* TASK DESCRIPTION *
Would you return every entry below without a single difference?
##### DATA RECORDS
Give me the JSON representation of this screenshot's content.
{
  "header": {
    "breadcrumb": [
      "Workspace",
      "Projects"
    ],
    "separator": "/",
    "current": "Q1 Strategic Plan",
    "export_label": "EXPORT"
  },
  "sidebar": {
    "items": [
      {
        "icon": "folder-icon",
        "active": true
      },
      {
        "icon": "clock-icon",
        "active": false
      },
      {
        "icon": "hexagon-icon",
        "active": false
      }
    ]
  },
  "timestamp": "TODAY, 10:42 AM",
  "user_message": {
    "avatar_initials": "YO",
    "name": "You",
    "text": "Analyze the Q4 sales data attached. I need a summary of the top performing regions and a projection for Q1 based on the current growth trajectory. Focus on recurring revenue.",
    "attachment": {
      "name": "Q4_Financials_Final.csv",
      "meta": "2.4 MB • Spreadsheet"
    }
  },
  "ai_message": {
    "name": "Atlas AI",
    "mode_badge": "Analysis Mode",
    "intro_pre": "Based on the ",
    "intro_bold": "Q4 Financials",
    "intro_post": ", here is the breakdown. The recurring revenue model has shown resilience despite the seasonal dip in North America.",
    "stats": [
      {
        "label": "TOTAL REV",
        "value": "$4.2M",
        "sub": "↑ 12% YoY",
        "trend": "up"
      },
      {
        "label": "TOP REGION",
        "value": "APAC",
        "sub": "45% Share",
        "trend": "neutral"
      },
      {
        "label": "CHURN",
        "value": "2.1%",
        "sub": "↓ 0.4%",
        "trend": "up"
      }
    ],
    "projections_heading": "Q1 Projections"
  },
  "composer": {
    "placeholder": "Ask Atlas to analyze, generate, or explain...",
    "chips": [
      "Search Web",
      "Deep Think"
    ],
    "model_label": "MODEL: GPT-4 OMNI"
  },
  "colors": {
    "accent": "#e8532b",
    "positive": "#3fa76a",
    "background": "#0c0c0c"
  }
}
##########
* THE COMPLETED TASK *
Give me the JSON representation of this screenshot's content.
{
  "header": {
    "breadcrumb": [
      "Workspace",
      "Projects"
    ],
    "separator": "/",
    "current": "Q1 Strategic Plan",
    "export_label": "EXPORT"
  },
  "sidebar": {
    "items": [
      {
        "icon": "folder-icon",
        "active": true
      },
      {
        "icon": "clock-icon",
        "active": false
      },
      {
        "icon": "hexagon-icon",
        "active": false
      }
    ]
  },
  "timestamp": "TODAY, 10:42 AM",
  "user_message": {
    "avatar_initials": "YO",
    "name": "You",
    "text": "Analyze the Q4 sales data attached. I need a summary of the top performing regions and a projection for Q1 based on the current growth trajectory. Focus on recurring revenue.",
    "attachment": {
      "name": "Q4_Financials_Final.csv",
      "meta": "2.4 MB • Spreadsheet"
    }
  },
  "ai_message": {
    "name": "Atlas AI",
    "mode_badge": "Analysis Mode",
    "intro_pre": "Based on the ",
    "intro_bold": "Q4 Financials",
    "intro_post": ", here is the breakdown. The recurring revenue model has shown resilience despite the seasonal dip in North America.",
    "stats": [
      {
        "label": "TOTAL REV",
        "value": "$4.2M",
        "sub": "↑ 12% YoY",
        "trend": "up"
      },
      {
        "label": "TOP REGION",
        "value": "APAC",
        "sub": "45% Share",
        "trend": "neutral"
      },
      {
        "label": "CHURN",
        "value": "2.1%",
        "sub": "↓ 0.4%",
        "trend": "up"
      }
    ],
    "projections_heading": "Q1 Projections"
  },
  "composer": {
    "placeholder": "Ask Atlas to analyze, generate, or explain...",
    "chips": [
      "Search Web",
      "Deep Think"
    ],
    "model_label": "MODEL: GPT-4 OMNI"
  },
  "colors": {
    "accent": "#e8532b",
    "positive": "#3fa76a",
    "background": "#0c0c0c"
  }
}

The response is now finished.